ISTANBUL, (AP) – An Iraqi cleric who led bloody rebellions against U.S. troops but stayed out of public view in the last two years has made an unusually visible appearance in Turkey, which is raising its own profile as a mediator in the region.
Shiite cleric Muqtada al-Sadr met about 70 fellow Iraqi Shiites in Istanbul, Turkey’s biggest city, on Saturday in what representatives described as a discussion of ways to contribute to Iraq’s future. General elections are expected toward the end of this year, and Iraq’s 275-member parliament has about 30 al-Sadr loyalists.
Although al-Sadr shunned the media at Saturday’s event at a hotel, his participation as well as a photograph of him seated with Turkey’s Prime Minister Recep Tayyip Erdogan at a meeting a day earlier in Ankara were a departure from his customary reclusiveness.
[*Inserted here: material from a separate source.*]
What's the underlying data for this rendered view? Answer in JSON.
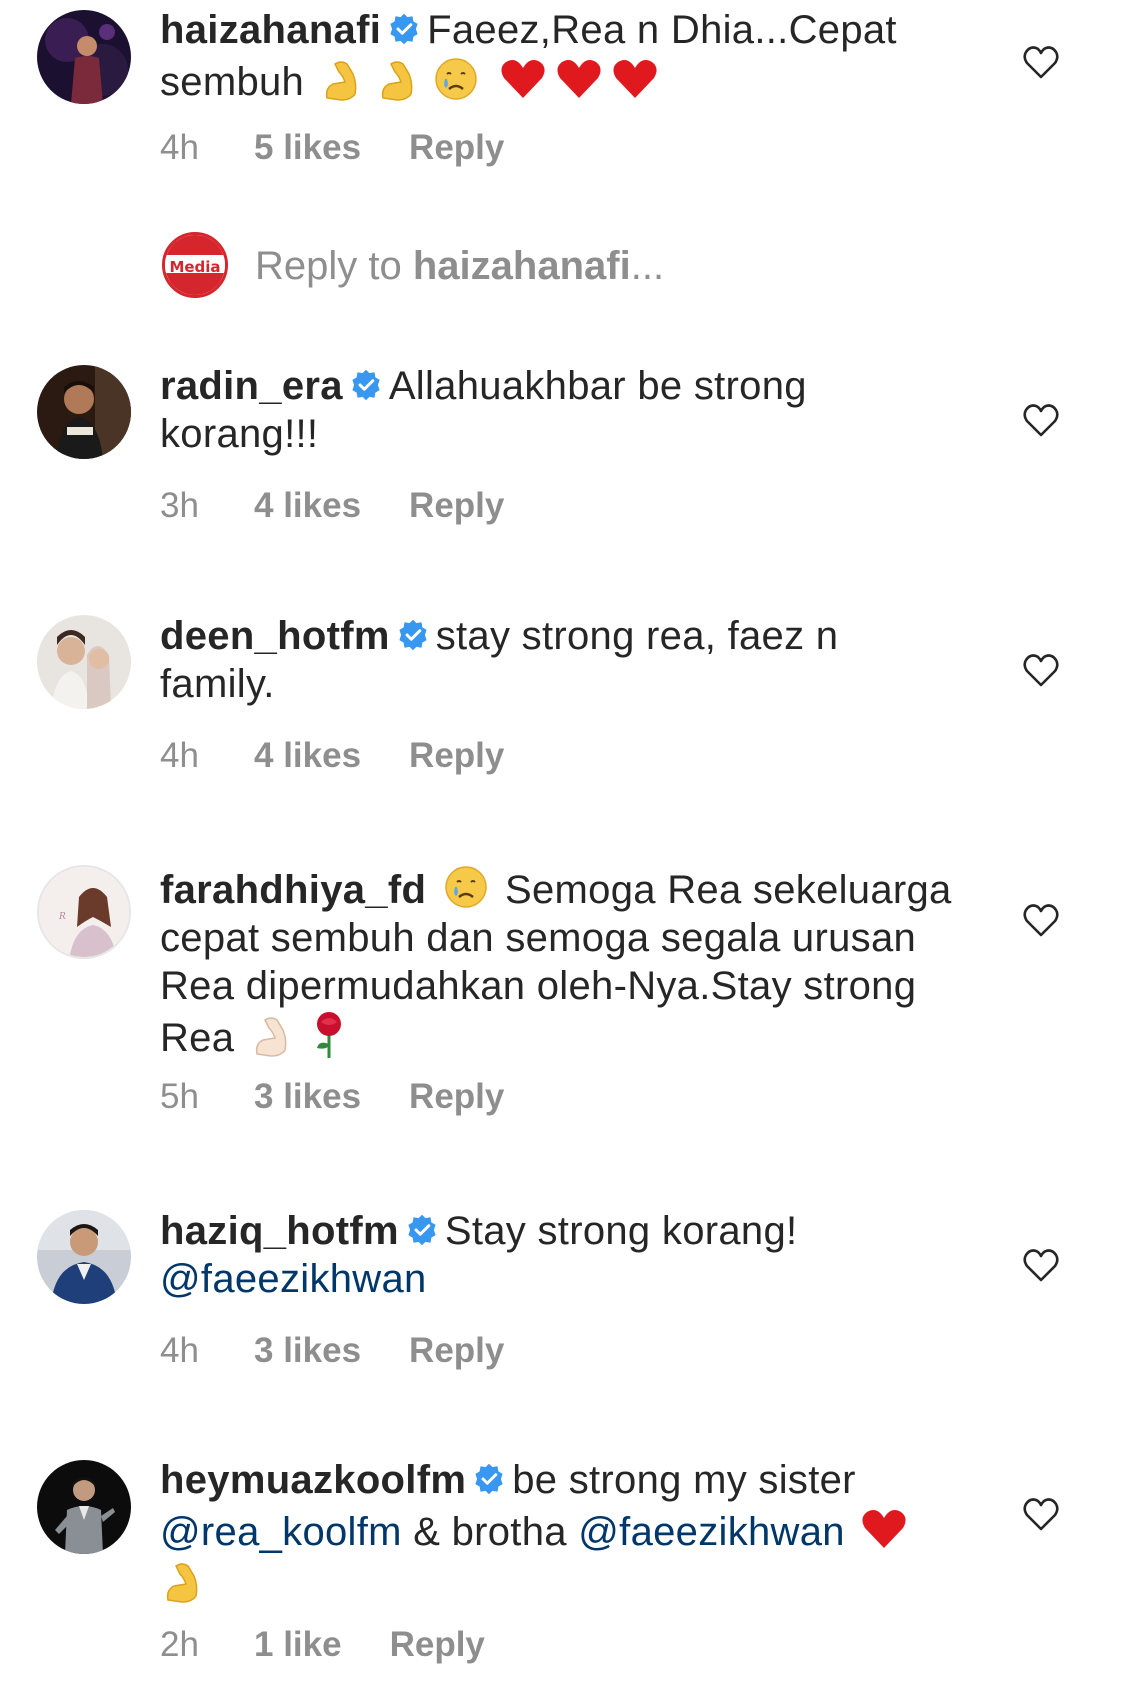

Al-Sadr has made announcements on his Web site and issued statements for Friday prayers usually relayed via aides. But he was last seen in the media when he gave a television interview with Al-Jazeera on March 29, 2008. The last time he appeared in person in public was May 25, 2007, when he delivered a sermon in the Iraqi Shiite holy city of Kufa.
“We have put down our arms. Arms will not be raised, especially against the Iraqi soldiers,” Sheik Salah al-Obeidi, a spokesman for al-Sadr, said in Istanbul.
“However the resistance will continue,” he said. “There is economic, political and cultural resistance against the outside forces who are invading our land.”
After the 2003 invasion of Iraq, al-Sadr’s Shiite militia fought U.S. troops intermittently until a cease-fire last May. Despite his wide appeal to segments of Iraq’s Shiite poor, al-Sadr was viewed as troublesome by the Shiite-led government and hundreds of his supporters were arrested on suspicion of involvement in Iran-linked militant cells.
Al-Sadr said last year that his withdrawal from public view was motivated in part by his desire to focus on his studies to become a mujtahid, or a religious authority. On Saturday, al-Obeidi said al-Sadr’s whereabouts was kept secret, possibly reflecting concern for the cleric’s safety.
“Turkey is a good, old friend,” he said. “Trusting that, we have no hesitations to travel in Turkey.”
Al-Sadr is widely thought to be based in Iran’s holy city of Qom.
Turkey, which has an Islamic-oriented government and a secular constitution, has held talks with a variety of groups in Iraq in an effort to help establish stability there. Last year, it also hosted indirect talks between Israel and Syria, and President Barack Obama seeks its help in stabilizing Afghanistan.